Page and application data records
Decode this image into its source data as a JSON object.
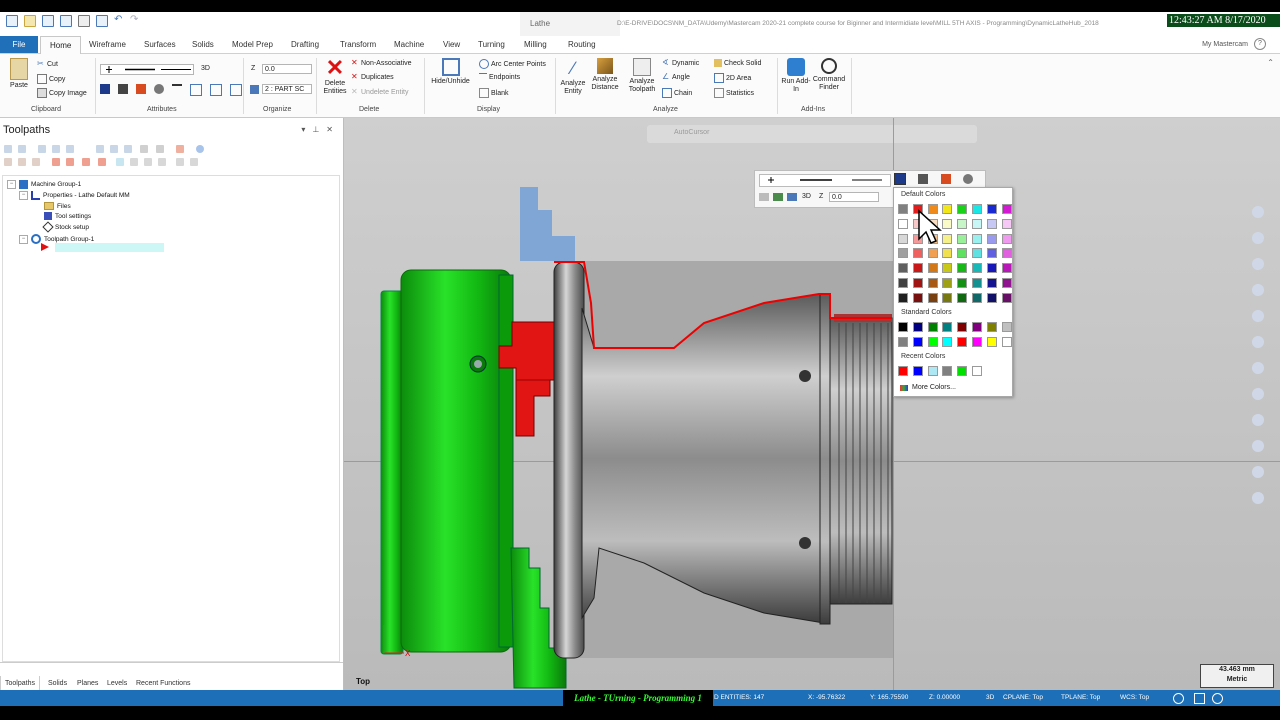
{
  "titlebar": {
    "app_name": "Lathe",
    "path": "D:\\E-DRIVE\\DOCS\\NM_DATA\\Udemy\\Mastercam 2020-21 complete course for Biginner and Intermidiate level\\MILL 5TH AXIS - Programming\\DynamicLatheHub_2018",
    "clock": "12:43:27 AM 8/17/2020"
  },
  "ribbon_tabs": [
    "File",
    "Home",
    "Wireframe",
    "Surfaces",
    "Solids",
    "Model Prep",
    "Drafting",
    "Transform",
    "Machine",
    "View",
    "Turning",
    "Milling",
    "Routing"
  ],
  "my_mastercam": "My Mastercam",
  "help_glyph": "?",
  "clipboard": {
    "paste": "Paste",
    "cut": "Cut",
    "copy": "Copy",
    "copy_image": "Copy Image",
    "label": "Clipboard"
  },
  "attributes": {
    "mode": "3D",
    "label": "Attributes"
  },
  "organize": {
    "z_label": "Z",
    "z_value": "0.0",
    "level": "2 : PART SC",
    "label": "Organize"
  },
  "delete": {
    "delete_entities": "Delete Entities",
    "non_associative": "Non-Associative",
    "duplicates": "Duplicates",
    "undelete": "Undelete Entity",
    "label": "Delete"
  },
  "display": {
    "hide_unhide": "Hide/Unhide",
    "arc_center": "Arc Center Points",
    "endpoints": "Endpoints",
    "blank": "Blank",
    "label": "Display"
  },
  "analyze": {
    "entity": "Analyze Entity",
    "distance": "Analyze Distance",
    "toolpath": "Analyze Toolpath",
    "dynamic": "Dynamic",
    "angle": "Angle",
    "chain": "Chain",
    "check_solid": "Check Solid",
    "area_2d": "2D Area",
    "statistics": "Statistics",
    "label": "Analyze"
  },
  "addins": {
    "run": "Run Add-In",
    "finder": "Command Finder",
    "label": "Add-Ins"
  },
  "panel": {
    "title": "Toolpaths",
    "tree": [
      {
        "label": "Machine Group-1"
      },
      {
        "label": "Properties - Lathe Default MM"
      },
      {
        "label": "Files"
      },
      {
        "label": "Tool settings"
      },
      {
        "label": "Stock setup"
      },
      {
        "label": "Toolpath Group-1"
      }
    ],
    "bottom_tabs": [
      "Toolpaths",
      "Solids",
      "Planes",
      "Levels",
      "Recent Functions"
    ]
  },
  "viewport": {
    "autocursor": "AutoCursor",
    "view_name": "Top",
    "scale_value": "43.463 mm",
    "scale_unit": "Metric",
    "minitoolbar_z_label": "Z",
    "minitoolbar_z": "0.0",
    "minitoolbar_mode": "3D"
  },
  "color_picker": {
    "default_title": "Default Colors",
    "standard_title": "Standard Colors",
    "recent_title": "Recent Colors",
    "more": "More Colors...",
    "default_colors": [
      [
        "#808080",
        "#e21b1b",
        "#f08a1a",
        "#f0e61a",
        "#1ad21a",
        "#1ae6e6",
        "#1a2ad2",
        "#d21ad2"
      ],
      [
        "#ffffff",
        "#f8c8c8",
        "#fadcc0",
        "#fafac8",
        "#c8f5c8",
        "#c8f5f5",
        "#c8c8f5",
        "#f5c8f5"
      ],
      [
        "#d8d8d8",
        "#f49a9a",
        "#f5c08a",
        "#f5f08a",
        "#9aef9a",
        "#9aefef",
        "#9a9aef",
        "#ef9aef"
      ],
      [
        "#a0a0a0",
        "#ef6060",
        "#f0a050",
        "#f0e050",
        "#60e060",
        "#60e0e0",
        "#6060e0",
        "#e060e0"
      ],
      [
        "#606060",
        "#c81818",
        "#d27818",
        "#c8c818",
        "#18b818",
        "#18b8b8",
        "#1818b8",
        "#b818b8"
      ],
      [
        "#404040",
        "#a01414",
        "#a85a14",
        "#a0a014",
        "#149014",
        "#149090",
        "#141490",
        "#901490"
      ],
      [
        "#202020",
        "#781010",
        "#784010",
        "#787810",
        "#106810",
        "#106868",
        "#101068",
        "#681068"
      ]
    ],
    "standard_colors": [
      [
        "#000000",
        "#000080",
        "#008000",
        "#008080",
        "#800000",
        "#800080",
        "#808000",
        "#c0c0c0"
      ],
      [
        "#808080",
        "#0000ff",
        "#00ff00",
        "#00ffff",
        "#ff0000",
        "#ff00ff",
        "#ffff00",
        "#ffffff"
      ]
    ],
    "recent_colors": [
      "#ff0000",
      "#0000ff",
      "#aee8f5",
      "#808080",
      "#00e000",
      "#ffffff"
    ]
  },
  "statusbar": {
    "lesson": "Lathe - TUrning - Programming 1",
    "entities": "D ENTITIES: 147",
    "x": "X:   -95.76322",
    "y": "Y:   165.75590",
    "z": "Z:   0.00000",
    "mode": "3D",
    "cplane": "CPLANE: Top",
    "tplane": "TPLANE: Top",
    "wcs": "WCS: Top"
  }
}
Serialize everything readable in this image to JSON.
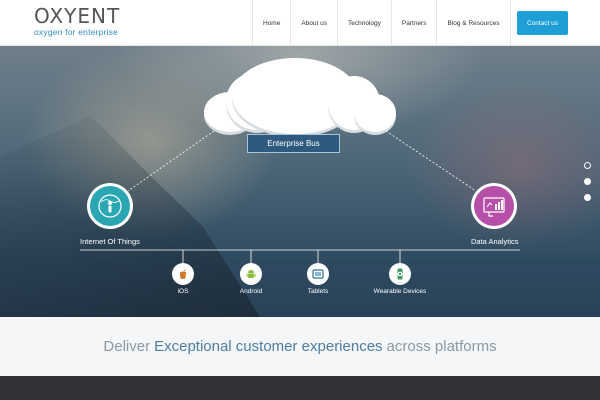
{
  "header": {
    "logo_main": "OXYENT",
    "logo_sub": "oxygen for enterprise",
    "nav": [
      "Home",
      "About us",
      "Technology",
      "Partners",
      "Blog & Resources"
    ],
    "contact_label": "Contact us"
  },
  "hero": {
    "bus_label": "Enterprise Bus",
    "left_label": "Internet Of Things",
    "right_label": "Data Analytics",
    "platforms": [
      "iOS",
      "Android",
      "Tablets",
      "Wearable Devices"
    ],
    "slider_dots": 3,
    "active_dot": 1
  },
  "tagline": {
    "pre": "Deliver",
    "highlight": "Exceptional customer experiences",
    "post": "across platforms"
  },
  "colors": {
    "accent": "#1f9fd6",
    "iot": "#2aa7b2",
    "analytics": "#b64fa8",
    "bus": "#2d5a7e",
    "dark_band": "#323236"
  }
}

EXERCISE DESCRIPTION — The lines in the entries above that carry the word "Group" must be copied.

EXERCISE OUTPUT —
        "label": "Machine Group-1"
        "label": "Toolpath Group-1"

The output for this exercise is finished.